As post-modernism has come to its conclusion, many critics and artists are looking to redefine models and concepts for the 21st century. One of these concepts that people seek to clarify and define is the nature of time. Theorists have repeatedly observed over the last two decades that our modern Western understanding of how we experience time is undergoing a substantial transformation. Processes of communication are becoming faster and faster, means for storing information and preserving parts of the past grow ever more complex, virtual networks increasingly link many levels of reality, and the future is more and more seen as looming catastrophes that are awaiting their realization. Such complexities pose a major challenge to the literary imagination, which is trying to come to terms with the effects of such transformative developments on personal lives and on a subjective sense of identity.
In my book, I discuss four German novels which take on this challenge and pose fundamental questions about the relation of time and identity in the 21st century: Austerlitz by Winfried G. Sebald (2001), UC by Helmut Krausser (2003), 42 by Thomas Lehr (2005), and Spiele by Ulrike Draesner (2005). Remarkably, all these novels closely tie their discussion of temporality to a discussion about the function of images in our contemporary culture. What Gilles Deleuze famously called a “time image” thus becomes the focus of my analysis. Each chapter revolves around a prominent time image that stands at the center of each novel. Sebald's Austerlitz speaks of a “higher stereometry”, Krausser's novel constructs a multi-dimensional temporal hyperspace, Lehr presents us with the paradox of time without flow, and Draesner uses the spiral to explain the interconnections of past, present, and future.

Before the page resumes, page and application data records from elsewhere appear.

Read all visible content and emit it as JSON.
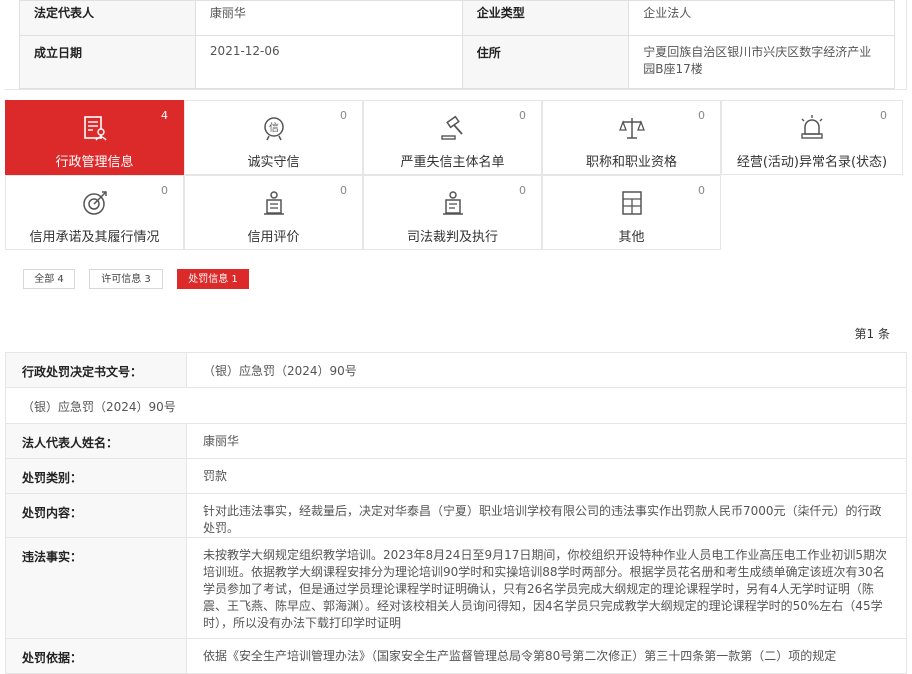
{
  "company_info": {
    "legal_rep_label": "法定代表人",
    "legal_rep_value": "康丽华",
    "company_type_label": "企业类型",
    "company_type_value": "企业法人",
    "est_date_label": "成立日期",
    "est_date_value": "2021-12-06",
    "address_label": "住所",
    "address_value": "宁夏回族自治区银川市兴庆区数字经济产业园B座17楼"
  },
  "categories": [
    {
      "label": "行政管理信息",
      "count": "4",
      "icon": "document-person-icon",
      "active": true
    },
    {
      "label": "诚实守信",
      "count": "0",
      "icon": "honesty-badge-icon",
      "active": false
    },
    {
      "label": "严重失信主体名单",
      "count": "0",
      "icon": "gavel-icon",
      "active": false
    },
    {
      "label": "职称和职业资格",
      "count": "0",
      "icon": "scales-icon",
      "active": false
    },
    {
      "label": "经营(活动)异常名录(状态)",
      "count": "0",
      "icon": "alarm-light-icon",
      "active": false
    },
    {
      "label": "信用承诺及其履行情况",
      "count": "0",
      "icon": "target-icon",
      "active": false
    },
    {
      "label": "信用评价",
      "count": "0",
      "icon": "evaluation-podium-icon",
      "active": false
    },
    {
      "label": "司法裁判及执行",
      "count": "0",
      "icon": "judicial-podium-icon",
      "active": false
    },
    {
      "label": "其他",
      "count": "0",
      "icon": "other-form-icon",
      "active": false
    }
  ],
  "filters": {
    "all": "全部 4",
    "license": "许可信息 3",
    "penalty": "处罚信息 1"
  },
  "page_count": "第1 条",
  "penalty_detail": {
    "decision_no_label": "行政处罚决定书文号：",
    "decision_no_value": "（银）应急罚（2024）90号",
    "decision_no_repeat": "（银）应急罚（2024）90号",
    "legal_rep_label": "法人代表人姓名：",
    "legal_rep_value": "康丽华",
    "category_label": "处罚类别：",
    "category_value": "罚款",
    "content_label": "处罚内容：",
    "content_value": "针对此违法事实，经裁量后，决定对华泰昌（宁夏）职业培训学校有限公司的违法事实作出罚款人民币7000元（柒仟元）的行政处罚。",
    "facts_label": "违法事实：",
    "facts_value": "未按教学大纲规定组织教学培训。2023年8月24日至9月17日期间，你校组织开设特种作业人员电工作业高压电工作业初训5期次培训班。依据教学大纲课程安排分为理论培训90学时和实操培训88学时两部分。根据学员花名册和考生成绩单确定该班次有30名学员参加了考试，但是通过学员理论课程学时证明确认，只有26名学员完成大纲规定的理论课程学时，另有4人无学时证明（陈震、王飞燕、陈早应、郭海渊）。经对该校相关人员询问得知，因4名学员只完成教学大纲规定的理论课程学时的50%左右（45学时），所以没有办法下载打印学时证明",
    "basis_label": "处罚依据：",
    "basis_value": "依据《安全生产培训管理办法》（国家安全生产监督管理总局令第80号第二次修正）第三十四条第一款第（二）项的规定"
  },
  "colors": {
    "accent": "#dc2a2a",
    "label_bg": "#f8f8f8",
    "border": "#e6e6e6"
  }
}
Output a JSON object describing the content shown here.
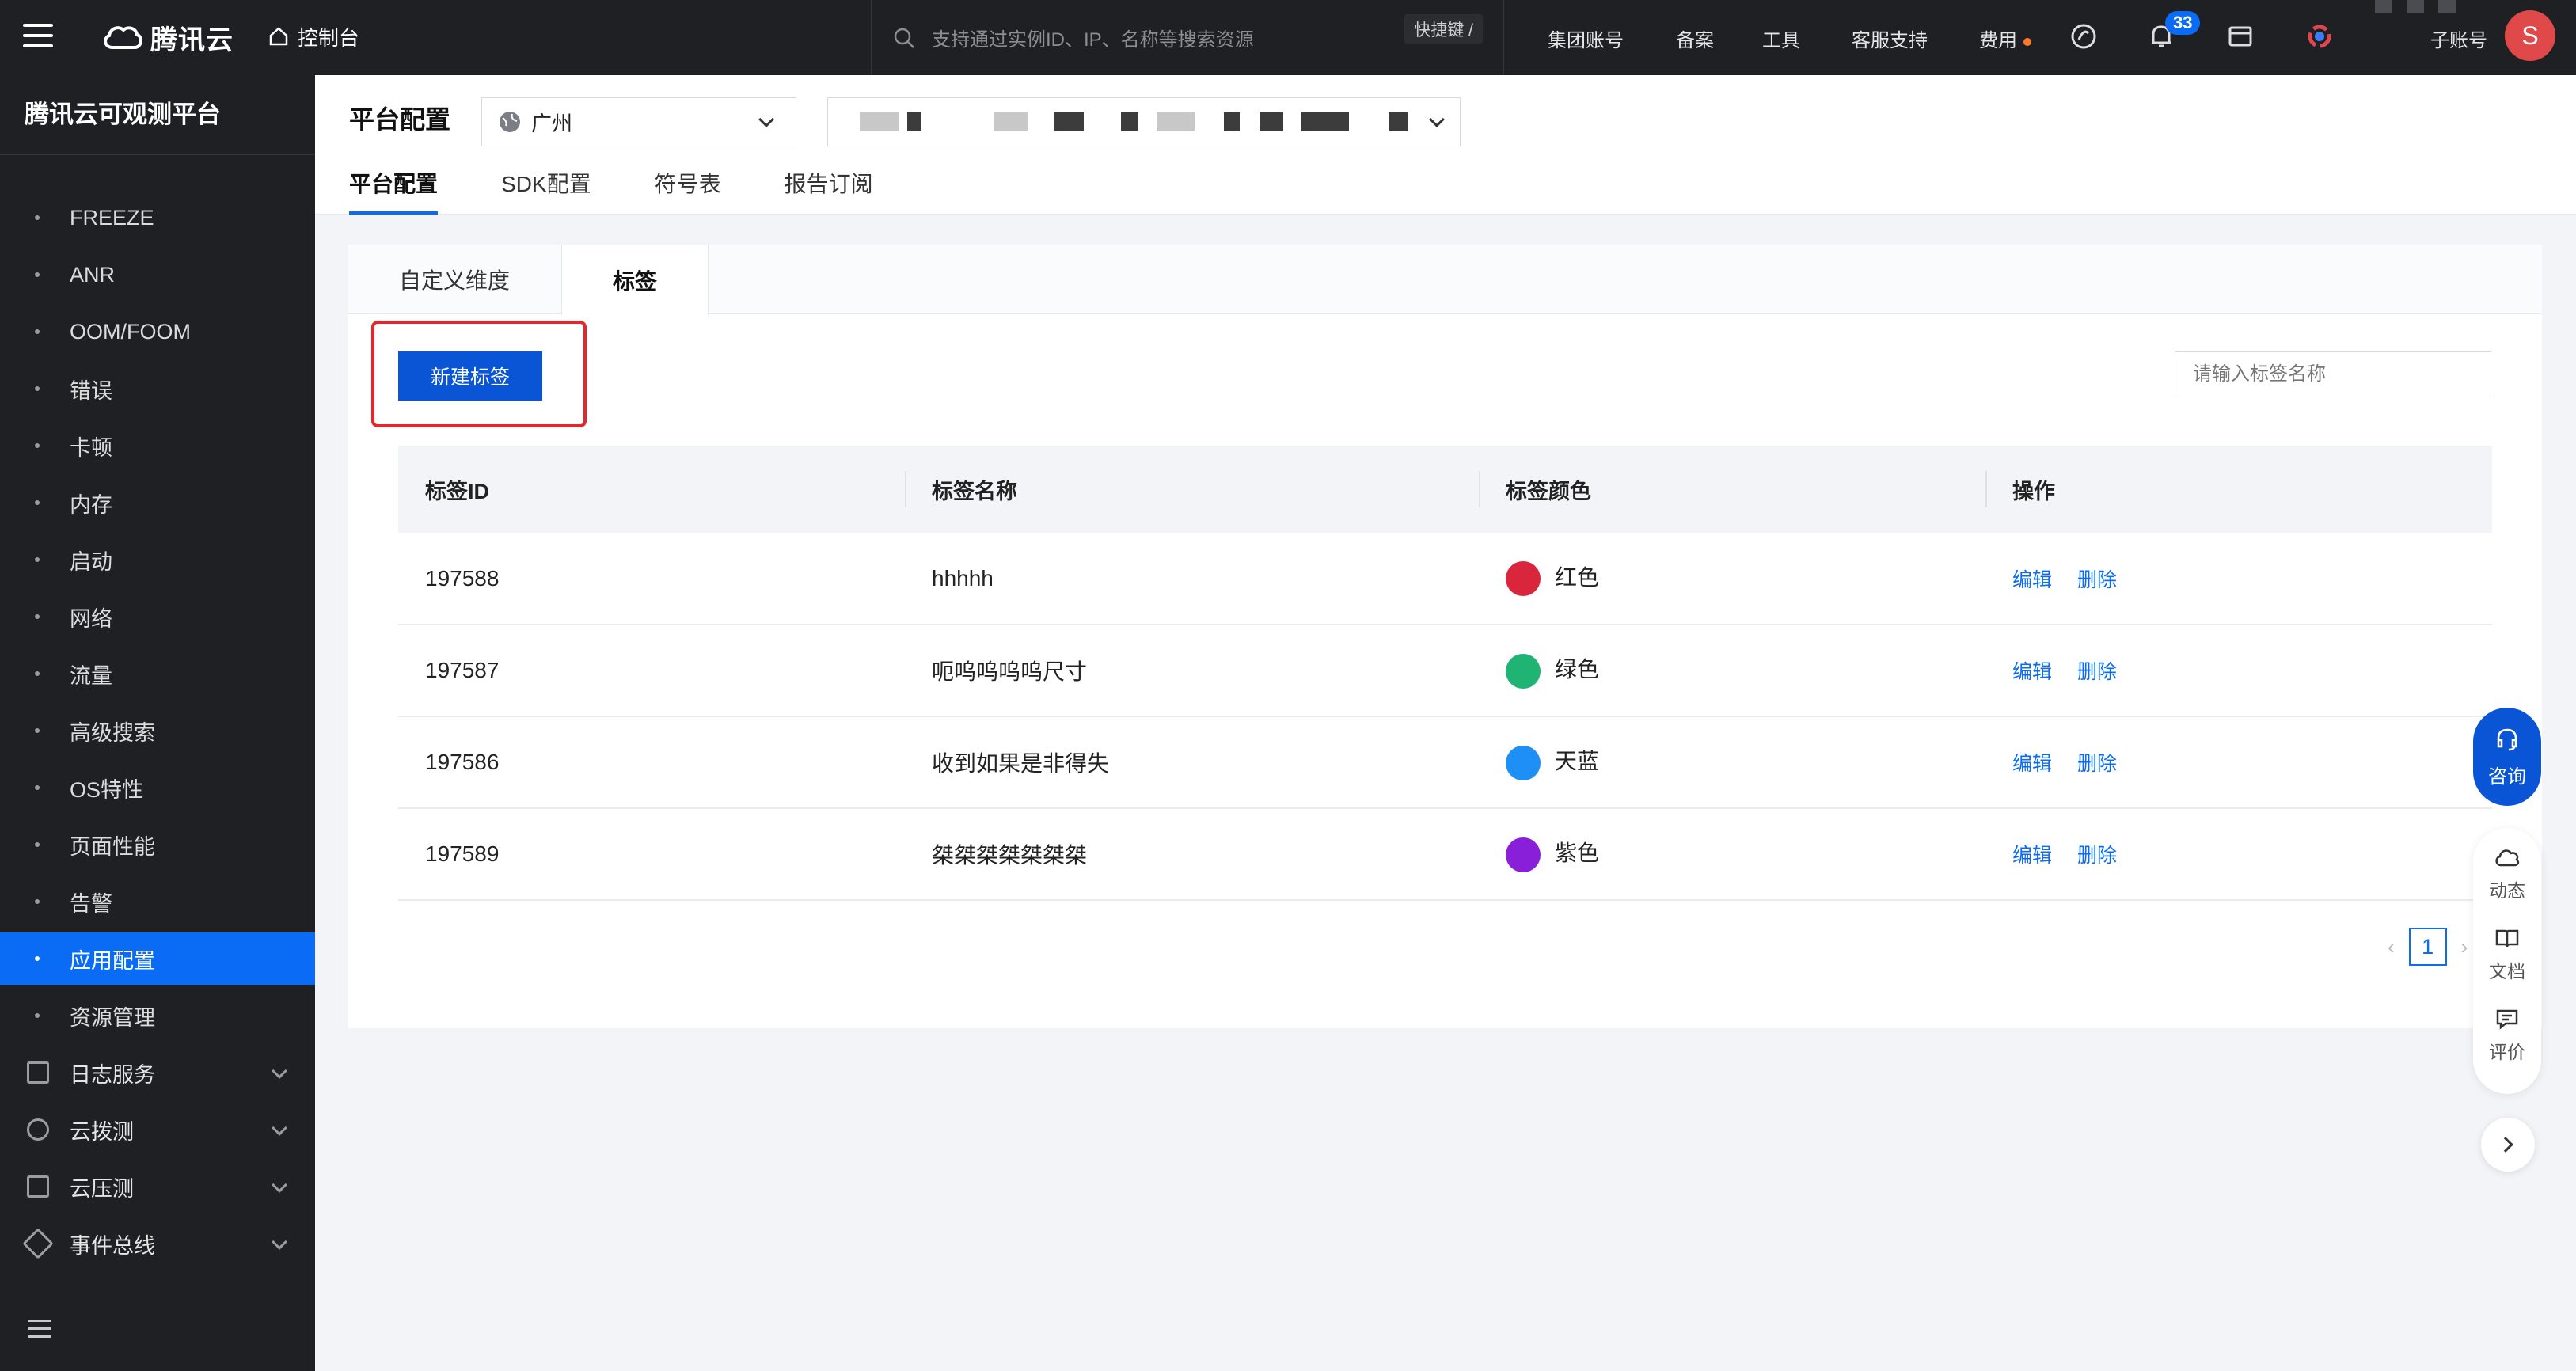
{
  "topbar": {
    "brand": "腾讯云",
    "console": "控制台",
    "search_placeholder": "支持通过实例ID、IP、名称等搜索资源",
    "shortcut": "快捷键 /",
    "links": [
      "集团账号",
      "备案",
      "工具",
      "客服支持",
      "费用"
    ],
    "notification_count": "33",
    "account": "子账号",
    "avatar": "S"
  },
  "sidebar": {
    "title": "腾讯云可观测平台",
    "items": [
      "FREEZE",
      "ANR",
      "OOM/FOOM",
      "错误",
      "卡顿",
      "内存",
      "启动",
      "网络",
      "流量",
      "高级搜索",
      "OS特性",
      "页面性能",
      "告警",
      "应用配置",
      "资源管理"
    ],
    "active_item": "应用配置",
    "groups": [
      "日志服务",
      "云拨测",
      "云压测",
      "事件总线"
    ]
  },
  "header": {
    "title": "平台配置",
    "region": "广州",
    "tabs": [
      "平台配置",
      "SDK配置",
      "符号表",
      "报告订阅"
    ],
    "active_tab": "平台配置"
  },
  "card": {
    "subtabs": [
      "自定义维度",
      "标签"
    ],
    "active_subtab": "标签",
    "new_button": "新建标签",
    "search_placeholder": "请输入标签名称",
    "columns": [
      "标签ID",
      "标签名称",
      "标签颜色",
      "操作"
    ],
    "rows": [
      {
        "id": "197588",
        "name": "hhhhh",
        "color_name": "红色",
        "color": "#d9263d"
      },
      {
        "id": "197587",
        "name": "呃呜呜呜呜尺寸",
        "color_name": "绿色",
        "color": "#1fb374"
      },
      {
        "id": "197586",
        "name": "收到如果是非得失",
        "color_name": "天蓝",
        "color": "#1e90f5"
      },
      {
        "id": "197589",
        "name": "桀桀桀桀桀桀桀",
        "color_name": "紫色",
        "color": "#8a1fd9"
      }
    ],
    "actions": {
      "edit": "编辑",
      "delete": "删除"
    },
    "page": "1"
  },
  "float_tools": {
    "consult": "咨询",
    "items": [
      "动态",
      "文档",
      "评价"
    ]
  },
  "colors": {
    "accent": "#0a6cf5",
    "topbar_bg": "#1f2023",
    "highlight": "#e5262a"
  }
}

In order to outline the connections between time, image, and identity, I employ a transmedial approach, informed by the theory of the Czech-Brasilian philosopher Vilém Flusser whose late work has been devoted to what he calls “techno-imagination.” Flusser argues that the current prominence and the wide-spread use of image technology cause a fundamental paradigm shift that deeply affects not only the way we communicate, but also the way we think about ourselves and the reality we live in. In order to come to terms with the new image culture, Flusser believes a new cultural and communicative competence, the techno-imagination, is going to be absolutely essential. In following Flusser's basic premise and adapting key concepts of his theory for the analysis of literary texts, I show that the selected novels contribute to the development of a techno-imagination. I understand the novels' constructions of highly idiosyncratic time images as a way to express and exercise subjective freedom in the face of an overwhelmingly influential image culture. In creating complex images of how temporality can be imagined, these novels stretch and expand the literary imagination and, in doing so, inform our understanding of what a techno-imagination needs to aspire to. Ultimately, I am also making the more general point that Flusser's image anthropology is closely intertwined with and related to a literary anthropology based on the philosophy of the imaginary.